What to do:
Would you write out the entries that follow word for word, omitting any images?

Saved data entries
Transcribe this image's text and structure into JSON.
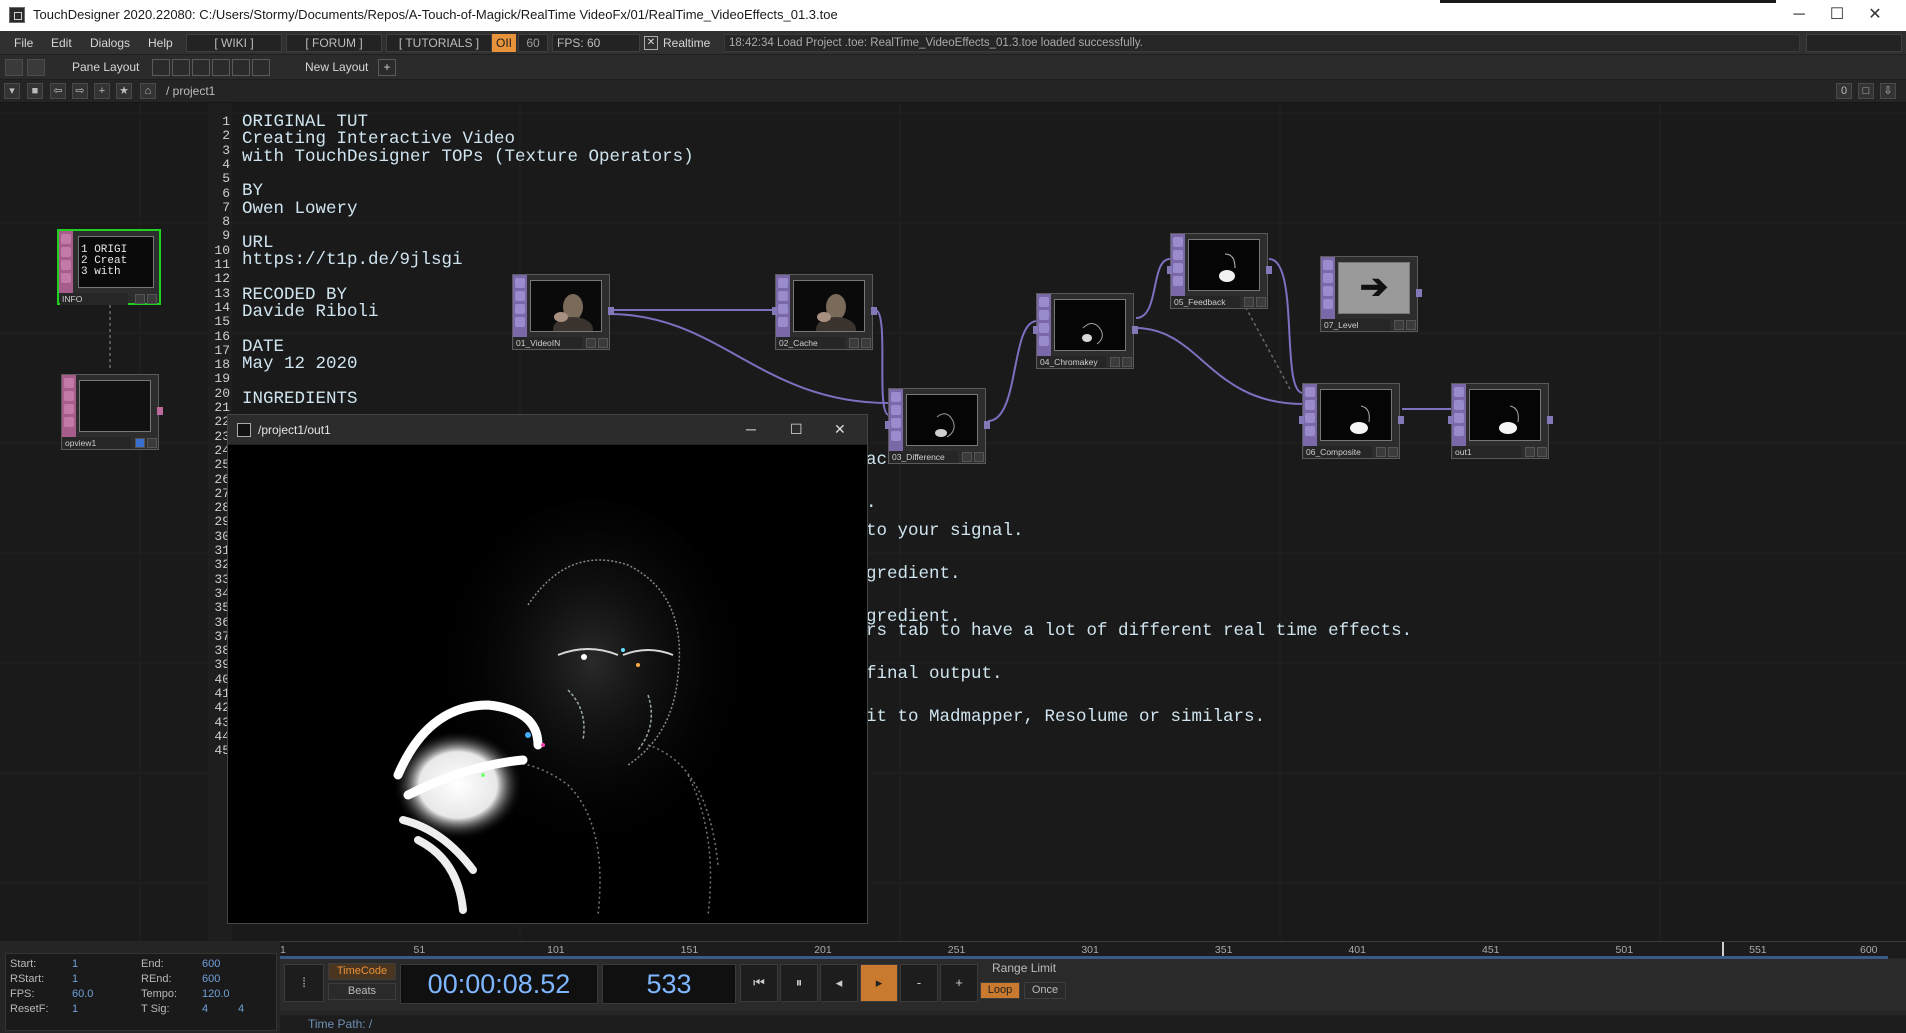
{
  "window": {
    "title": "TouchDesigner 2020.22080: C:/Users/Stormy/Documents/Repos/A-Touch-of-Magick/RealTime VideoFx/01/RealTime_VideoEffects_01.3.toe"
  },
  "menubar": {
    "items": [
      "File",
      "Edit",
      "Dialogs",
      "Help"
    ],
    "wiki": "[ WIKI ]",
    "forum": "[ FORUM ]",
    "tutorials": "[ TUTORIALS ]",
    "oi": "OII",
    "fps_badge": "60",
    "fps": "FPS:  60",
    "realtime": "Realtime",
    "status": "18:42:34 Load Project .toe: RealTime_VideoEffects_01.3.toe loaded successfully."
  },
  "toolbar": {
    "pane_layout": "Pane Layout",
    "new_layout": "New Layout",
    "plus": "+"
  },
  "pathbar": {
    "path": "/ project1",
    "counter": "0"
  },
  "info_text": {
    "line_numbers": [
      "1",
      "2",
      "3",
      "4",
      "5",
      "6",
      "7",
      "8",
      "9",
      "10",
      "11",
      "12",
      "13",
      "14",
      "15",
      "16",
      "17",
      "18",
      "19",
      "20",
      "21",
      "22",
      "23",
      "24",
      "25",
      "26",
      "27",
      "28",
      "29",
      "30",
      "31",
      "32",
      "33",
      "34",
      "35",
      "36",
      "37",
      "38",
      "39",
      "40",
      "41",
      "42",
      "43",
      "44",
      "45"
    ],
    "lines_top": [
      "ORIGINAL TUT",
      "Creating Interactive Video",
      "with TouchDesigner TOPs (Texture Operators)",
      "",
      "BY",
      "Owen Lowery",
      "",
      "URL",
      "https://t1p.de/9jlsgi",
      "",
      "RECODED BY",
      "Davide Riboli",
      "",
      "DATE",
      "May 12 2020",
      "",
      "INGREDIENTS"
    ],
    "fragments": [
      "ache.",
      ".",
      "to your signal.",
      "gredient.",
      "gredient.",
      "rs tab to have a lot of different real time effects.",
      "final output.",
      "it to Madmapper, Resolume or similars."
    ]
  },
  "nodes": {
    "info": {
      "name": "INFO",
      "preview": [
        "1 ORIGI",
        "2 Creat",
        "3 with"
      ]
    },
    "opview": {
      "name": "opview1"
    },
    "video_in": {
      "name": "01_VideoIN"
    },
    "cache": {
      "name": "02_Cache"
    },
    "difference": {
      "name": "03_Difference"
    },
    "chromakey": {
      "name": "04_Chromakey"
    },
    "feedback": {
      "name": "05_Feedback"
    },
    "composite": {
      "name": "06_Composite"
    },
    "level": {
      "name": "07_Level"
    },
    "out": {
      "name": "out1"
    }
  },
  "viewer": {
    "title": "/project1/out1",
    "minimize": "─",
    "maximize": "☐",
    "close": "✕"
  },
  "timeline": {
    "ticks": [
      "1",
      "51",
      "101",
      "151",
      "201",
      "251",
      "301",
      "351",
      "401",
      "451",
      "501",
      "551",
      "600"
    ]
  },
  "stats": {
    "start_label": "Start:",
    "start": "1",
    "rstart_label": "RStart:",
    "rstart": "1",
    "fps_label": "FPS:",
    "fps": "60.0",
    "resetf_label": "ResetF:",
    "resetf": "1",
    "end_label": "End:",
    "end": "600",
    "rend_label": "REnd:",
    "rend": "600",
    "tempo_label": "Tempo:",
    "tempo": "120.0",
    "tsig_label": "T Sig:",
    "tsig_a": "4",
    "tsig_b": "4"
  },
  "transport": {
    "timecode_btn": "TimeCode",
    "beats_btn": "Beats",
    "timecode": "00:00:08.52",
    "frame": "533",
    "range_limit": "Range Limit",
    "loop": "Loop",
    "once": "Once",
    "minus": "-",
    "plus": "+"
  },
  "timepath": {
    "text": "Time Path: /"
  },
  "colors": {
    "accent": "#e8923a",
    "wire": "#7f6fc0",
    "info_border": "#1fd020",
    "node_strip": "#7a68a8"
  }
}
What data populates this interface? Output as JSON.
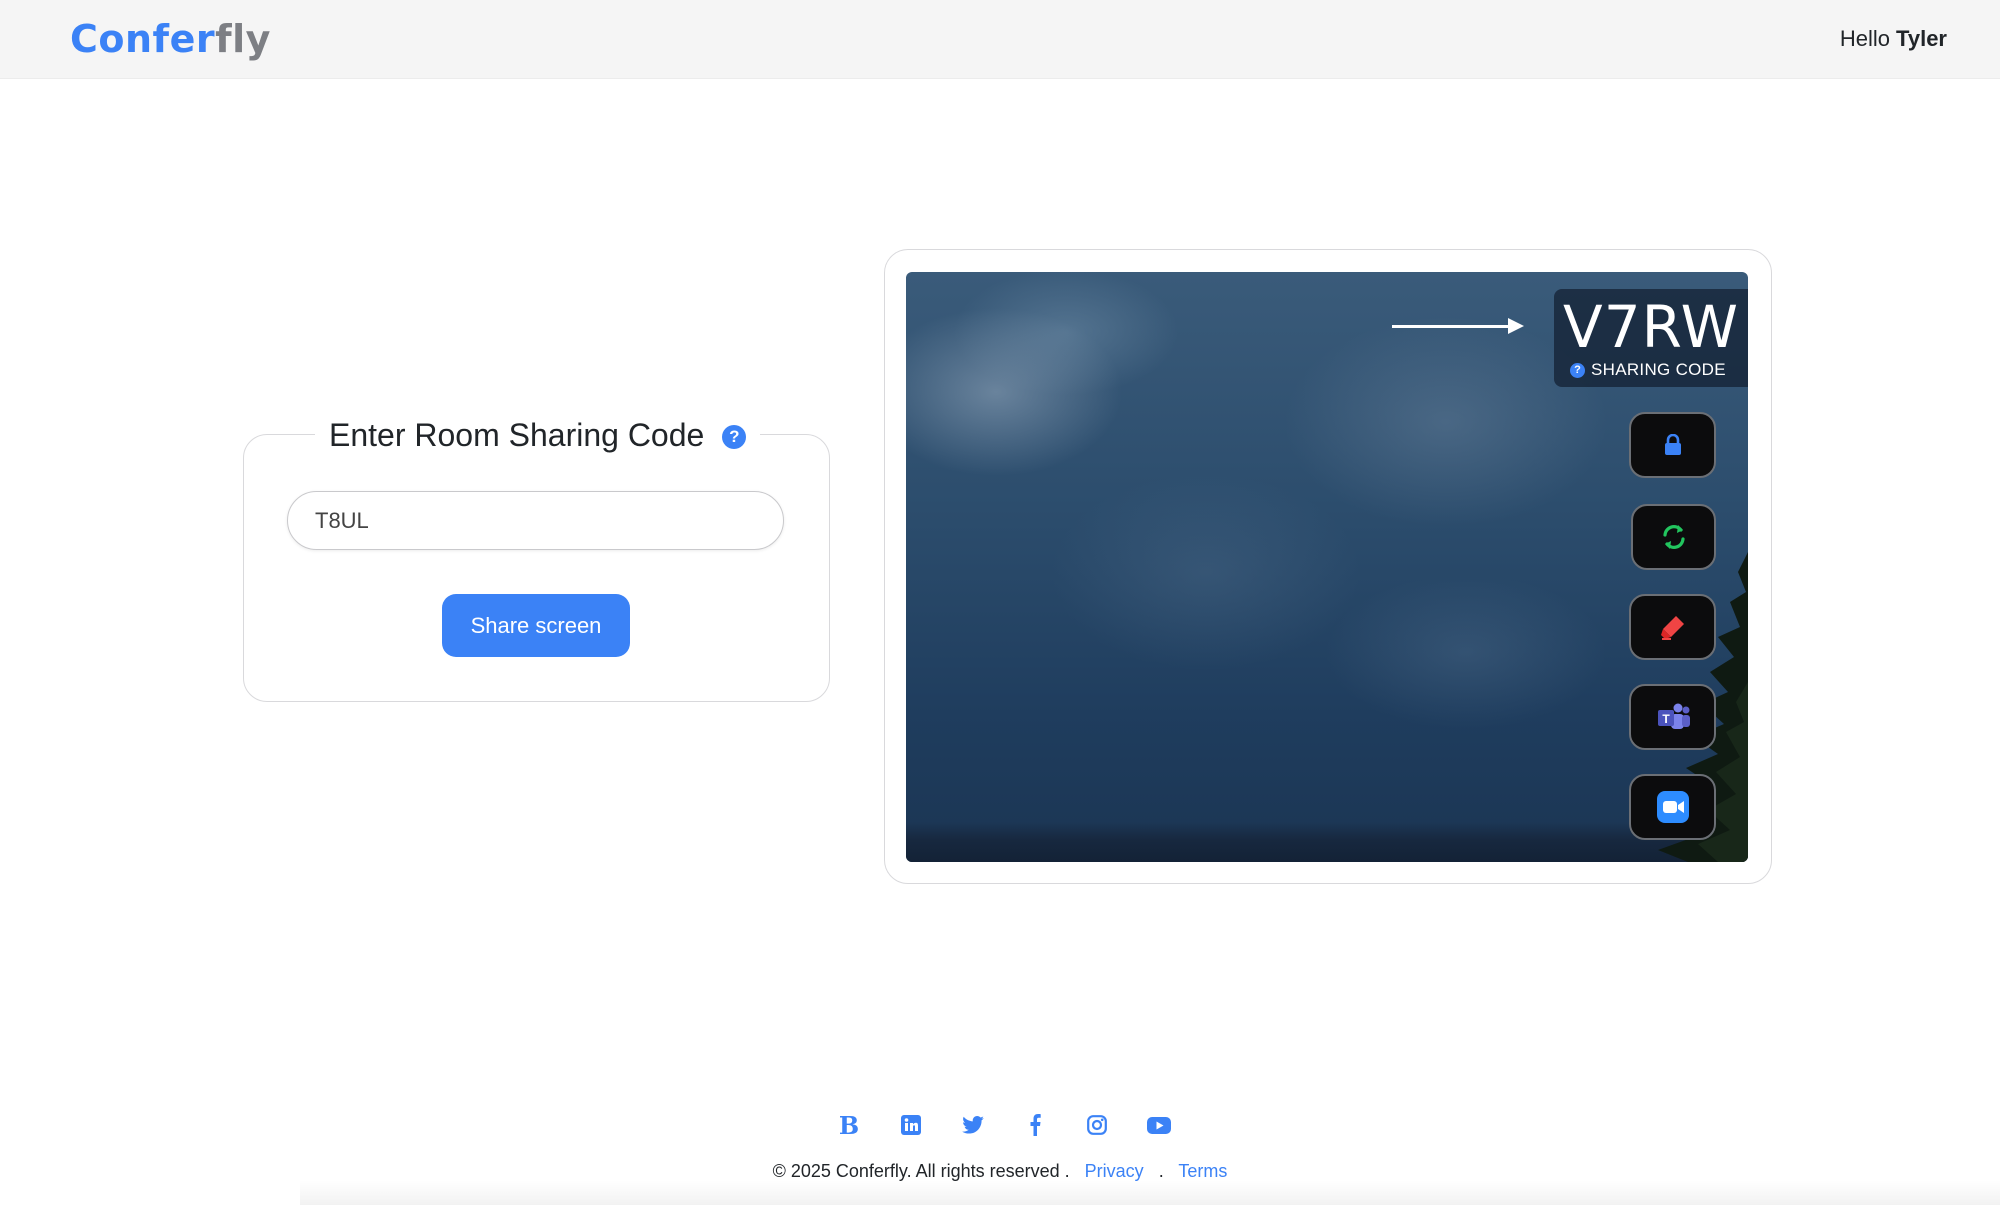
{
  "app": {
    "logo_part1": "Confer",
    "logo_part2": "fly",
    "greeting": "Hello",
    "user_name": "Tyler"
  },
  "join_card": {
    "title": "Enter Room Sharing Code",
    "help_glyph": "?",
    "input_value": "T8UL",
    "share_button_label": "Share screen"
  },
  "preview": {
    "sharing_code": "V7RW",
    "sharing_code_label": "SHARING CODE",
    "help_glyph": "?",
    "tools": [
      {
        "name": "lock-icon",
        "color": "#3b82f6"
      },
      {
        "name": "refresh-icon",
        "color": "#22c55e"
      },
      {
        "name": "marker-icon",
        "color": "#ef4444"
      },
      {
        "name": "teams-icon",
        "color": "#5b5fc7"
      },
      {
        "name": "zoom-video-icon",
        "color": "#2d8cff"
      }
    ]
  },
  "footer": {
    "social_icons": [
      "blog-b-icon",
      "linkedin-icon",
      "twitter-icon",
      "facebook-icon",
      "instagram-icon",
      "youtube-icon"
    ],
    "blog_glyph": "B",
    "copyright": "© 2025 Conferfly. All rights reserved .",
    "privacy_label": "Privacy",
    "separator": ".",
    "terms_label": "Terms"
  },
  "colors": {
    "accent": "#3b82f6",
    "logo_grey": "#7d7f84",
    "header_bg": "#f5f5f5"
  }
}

Solved problem:
Transcribe this image's text and structure into JSON.
{
  "window": {
    "title": "TouchDesigner 2020.22080: C:/Users/Stormy/Documents/Repos/A-Touch-of-Magick/RealTime VideoFx/01/RealTime_VideoEffects_01.3.toe"
  },
  "menubar": {
    "items": [
      "File",
      "Edit",
      "Dialogs",
      "Help"
    ],
    "wiki": "[ WIKI ]",
    "forum": "[ FORUM ]",
    "tutorials": "[ TUTORIALS ]",
    "oi": "OII",
    "fps_badge": "60",
    "fps": "FPS:  60",
    "realtime": "Realtime",
    "status": "18:42:34 Load Project .toe: RealTime_VideoEffects_01.3.toe loaded successfully."
  },
  "toolbar": {
    "pane_layout": "Pane Layout",
    "new_layout": "New Layout",
    "plus": "+"
  },
  "pathbar": {
    "path": "/ project1",
    "counter": "0"
  },
  "info_text": {
    "line_numbers": [
      "1",
      "2",
      "3",
      "4",
      "5",
      "6",
      "7",
      "8",
      "9",
      "10",
      "11",
      "12",
      "13",
      "14",
      "15",
      "16",
      "17",
      "18",
      "19",
      "20",
      "21",
      "22",
      "23",
      "24",
      "25",
      "26",
      "27",
      "28",
      "29",
      "30",
      "31",
      "32",
      "33",
      "34",
      "35",
      "36",
      "37",
      "38",
      "39",
      "40",
      "41",
      "42",
      "43",
      "44",
      "45"
    ],
    "lines_top": [
      "ORIGINAL TUT",
      "Creating Interactive Video",
      "with TouchDesigner TOPs (Texture Operators)",
      "",
      "BY",
      "Owen Lowery",
      "",
      "URL",
      "https://t1p.de/9jlsgi",
      "",
      "RECODED BY",
      "Davide Riboli",
      "",
      "DATE",
      "May 12 2020",
      "",
      "INGREDIENTS"
    ],
    "fragments": [
      "ache.",
      ".",
      "to your signal.",
      "gredient.",
      "gredient.",
      "rs tab to have a lot of different real time effects.",
      "final output.",
      "it to Madmapper, Resolume or similars."
    ]
  },
  "nodes": {
    "info": {
      "name": "INFO",
      "preview": [
        "1 ORIGI",
        "2 Creat",
        "3 with"
      ]
    },
    "opview": {
      "name": "opview1"
    },
    "video_in": {
      "name": "01_VideoIN"
    },
    "cache": {
      "name": "02_Cache"
    },
    "difference": {
      "name": "03_Difference"
    },
    "chromakey": {
      "name": "04_Chromakey"
    },
    "feedback": {
      "name": "05_Feedback"
    },
    "composite": {
      "name": "06_Composite"
    },
    "level": {
      "name": "07_Level"
    },
    "out": {
      "name": "out1"
    }
  },
  "viewer": {
    "title": "/project1/out1",
    "minimize": "─",
    "maximize": "☐",
    "close": "✕"
  },
  "timeline": {
    "ticks": [
      "1",
      "51",
      "101",
      "151",
      "201",
      "251",
      "301",
      "351",
      "401",
      "451",
      "501",
      "551",
      "600"
    ]
  },
  "stats": {
    "start_label": "Start:",
    "start": "1",
    "rstart_label": "RStart:",
    "rstart": "1",
    "fps_label": "FPS:",
    "fps": "60.0",
    "resetf_label": "ResetF:",
    "resetf": "1",
    "end_label": "End:",
    "end": "600",
    "rend_label": "REnd:",
    "rend": "600",
    "tempo_label": "Tempo:",
    "tempo": "120.0",
    "tsig_label": "T Sig:",
    "tsig_a": "4",
    "tsig_b": "4"
  },
  "transport": {
    "timecode_btn": "TimeCode",
    "beats_btn": "Beats",
    "timecode": "00:00:08.52",
    "frame": "533",
    "range_limit": "Range Limit",
    "loop": "Loop",
    "once": "Once",
    "minus": "-",
    "plus": "+"
  },
  "timepath": {
    "text": "Time Path: /"
  },
  "colors": {
    "accent": "#e8923a",
    "wire": "#7f6fc0",
    "info_border": "#1fd020",
    "node_strip": "#7a68a8"
  }
}
What data populates this interface? Output as JSON.
{
  "app": {
    "logo_part1": "Confer",
    "logo_part2": "fly",
    "greeting": "Hello",
    "user_name": "Tyler"
  },
  "join_card": {
    "title": "Enter Room Sharing Code",
    "help_glyph": "?",
    "input_value": "T8UL",
    "share_button_label": "Share screen"
  },
  "preview": {
    "sharing_code": "V7RW",
    "sharing_code_label": "SHARING CODE",
    "help_glyph": "?",
    "tools": [
      {
        "name": "lock-icon",
        "color": "#3b82f6"
      },
      {
        "name": "refresh-icon",
        "color": "#22c55e"
      },
      {
        "name": "marker-icon",
        "color": "#ef4444"
      },
      {
        "name": "teams-icon",
        "color": "#5b5fc7"
      },
      {
        "name": "zoom-video-icon",
        "color": "#2d8cff"
      }
    ]
  },
  "footer": {
    "social_icons": [
      "blog-b-icon",
      "linkedin-icon",
      "twitter-icon",
      "facebook-icon",
      "instagram-icon",
      "youtube-icon"
    ],
    "blog_glyph": "B",
    "copyright": "© 2025 Conferfly. All rights reserved .",
    "privacy_label": "Privacy",
    "separator": ".",
    "terms_label": "Terms"
  },
  "colors": {
    "accent": "#3b82f6",
    "logo_grey": "#7d7f84",
    "header_bg": "#f5f5f5"
  }
}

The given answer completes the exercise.